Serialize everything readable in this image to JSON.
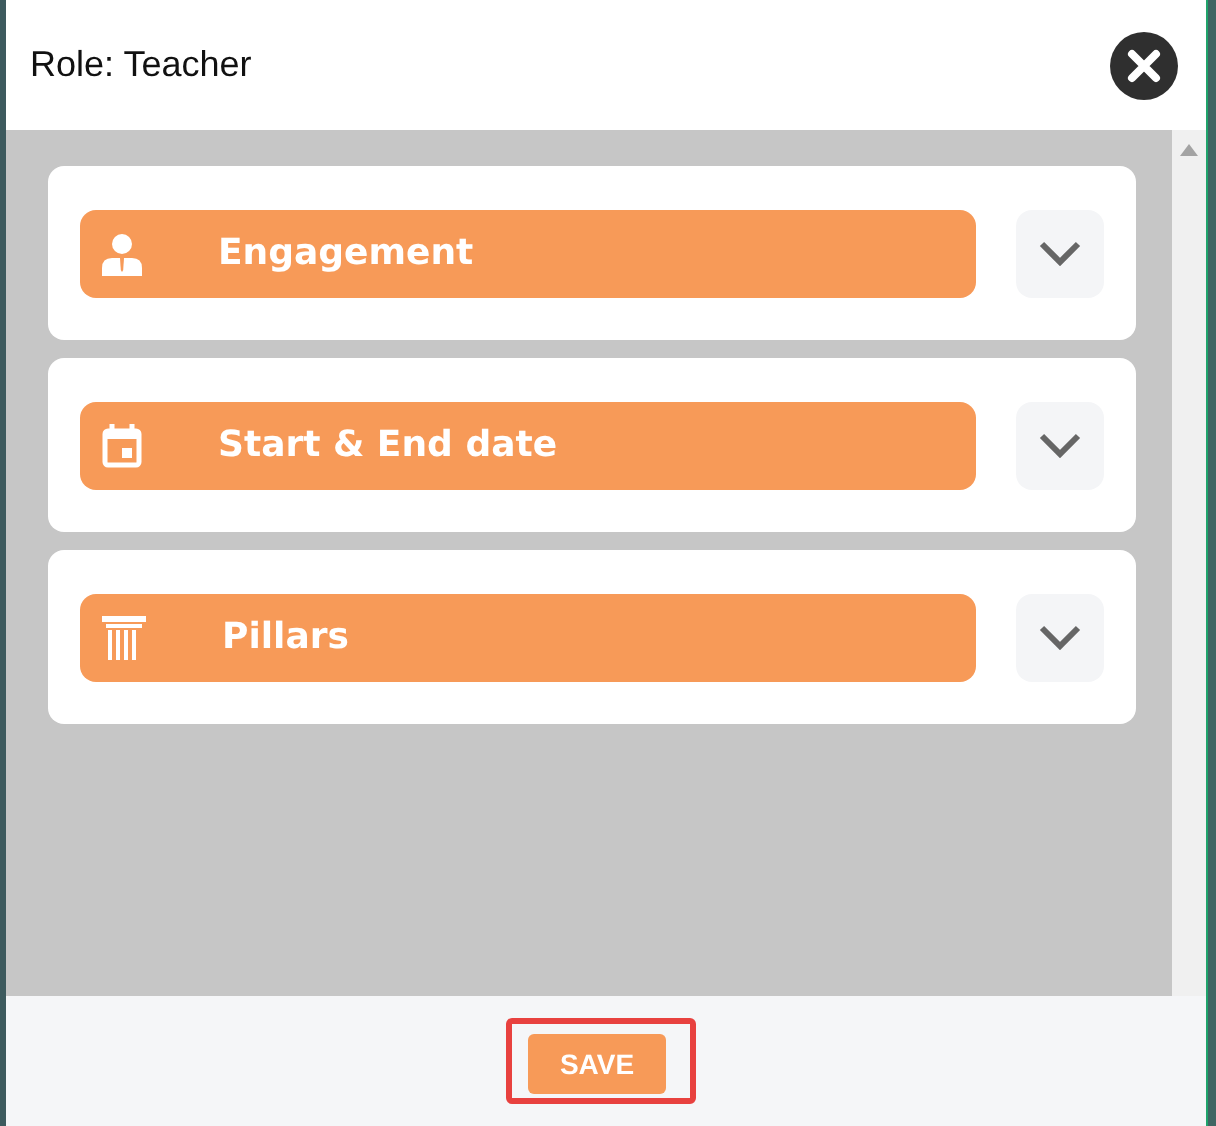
{
  "dialog": {
    "title": "Role: Teacher"
  },
  "sections": [
    {
      "kind": "person",
      "label": "Engagement",
      "expanded": false
    },
    {
      "kind": "calendar",
      "label": "Start & End date",
      "expanded": false
    },
    {
      "kind": "pillar",
      "label": "Pillars",
      "expanded": false
    }
  ],
  "footer": {
    "save_button": {
      "label": "SAVE",
      "highlighted": true
    }
  }
}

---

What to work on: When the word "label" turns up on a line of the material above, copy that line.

Exercise solution:
      "label": "Engagement",
      "label": "Start & End date",
      "label": "Pillars",
      "label": "SAVE",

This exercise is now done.